7. Maintain and Develop a Timeline of Main Decisions Made
Before putting the contract together, establish information on roles and responsibilities, substructures, contract governance and meeting attendees, updating along the way if necessary. Creating and maintaining a calendar can be useful to track meetings, progress, and reporting. It allows more effective planning and management of resources, particularly for things like contract breakpoints which need to be arranged well in advance. Document all processes clearly. You never know when someone will leave the contract before it ends, and they are replaced with someone new who needs briefing.
8. Discover and Fix Issues Early in the Process

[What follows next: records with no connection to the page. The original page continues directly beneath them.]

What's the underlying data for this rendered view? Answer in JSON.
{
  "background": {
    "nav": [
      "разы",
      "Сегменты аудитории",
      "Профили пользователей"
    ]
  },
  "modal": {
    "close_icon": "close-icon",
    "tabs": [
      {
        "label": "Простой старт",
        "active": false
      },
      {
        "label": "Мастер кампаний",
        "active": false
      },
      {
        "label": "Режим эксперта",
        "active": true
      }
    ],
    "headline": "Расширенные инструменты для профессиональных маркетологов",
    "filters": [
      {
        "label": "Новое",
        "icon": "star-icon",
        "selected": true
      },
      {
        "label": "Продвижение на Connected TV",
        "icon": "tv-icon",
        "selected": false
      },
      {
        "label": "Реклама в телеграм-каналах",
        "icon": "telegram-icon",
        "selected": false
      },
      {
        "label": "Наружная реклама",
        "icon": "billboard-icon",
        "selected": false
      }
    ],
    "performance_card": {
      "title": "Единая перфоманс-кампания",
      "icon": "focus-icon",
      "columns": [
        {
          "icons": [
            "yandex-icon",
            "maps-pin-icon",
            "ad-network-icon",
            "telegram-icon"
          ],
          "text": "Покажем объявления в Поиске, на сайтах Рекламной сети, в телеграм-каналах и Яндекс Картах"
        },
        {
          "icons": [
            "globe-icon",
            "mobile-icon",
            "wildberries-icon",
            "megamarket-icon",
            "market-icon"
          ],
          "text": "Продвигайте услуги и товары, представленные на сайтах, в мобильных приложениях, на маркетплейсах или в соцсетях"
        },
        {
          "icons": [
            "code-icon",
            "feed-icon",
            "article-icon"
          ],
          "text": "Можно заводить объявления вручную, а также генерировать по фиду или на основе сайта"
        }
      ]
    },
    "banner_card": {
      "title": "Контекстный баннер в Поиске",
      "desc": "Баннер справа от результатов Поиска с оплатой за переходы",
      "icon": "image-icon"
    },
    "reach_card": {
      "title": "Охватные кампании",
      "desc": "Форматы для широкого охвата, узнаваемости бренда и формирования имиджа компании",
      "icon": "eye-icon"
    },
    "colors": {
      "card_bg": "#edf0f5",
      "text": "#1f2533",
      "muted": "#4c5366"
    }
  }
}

If you are working with a client who is obsessed with things like KPI’s, figures and stats, you will need to manage this as best as possible. You don’t want to be dealing with persistent problems that will probably only get worse with time. The same rules also apply to relationships with other stakeholders and to contract delivery.
9. Guidelines Need to be Set for the Escalation of Issues
Personality clashes can be frequent in contract management. Nevertheless, always try to create a professional working relationship with someone. If this doesn’t exist, it becomes much more challenging to achieve the desired outcome. Develop escalation mechanisms such as the ability to replace members of staff that are being unproductive or uncooperative. Having trust and mutual respect for everyone is a crucial part of the client-provider relationship.
10. Use a Consistent Approach
Make sure you know all the obligations of the provider as specified in the contract. Make sure they are abiding by them throughout the project. One particularly detrimental thing that happens in contracts quite often is the informal allowing of material concessions. These instances need to be recorded, including the duration and any other circumstances that caused it. Be sure to have the appropriate change controls in place. Scope creep can occur, which can cost money. Anything extra requested outside the scope of the original contract needs to be considered carefully.
Make Your Next Contract a Successful One by Using These Hints and Tips
Contracts should never be treated as documents that simply mark the start of a project or something to check over if issues occur. They need to be maintained and updated throughout the project to meet the changing requirements of all parties or circumstances so that the project always remains on schedule. We believe that if you follow the ten tips provided here, your project will get started on the best track. All parties will be unified and work towards one common goal, and the project is more likely to be a success.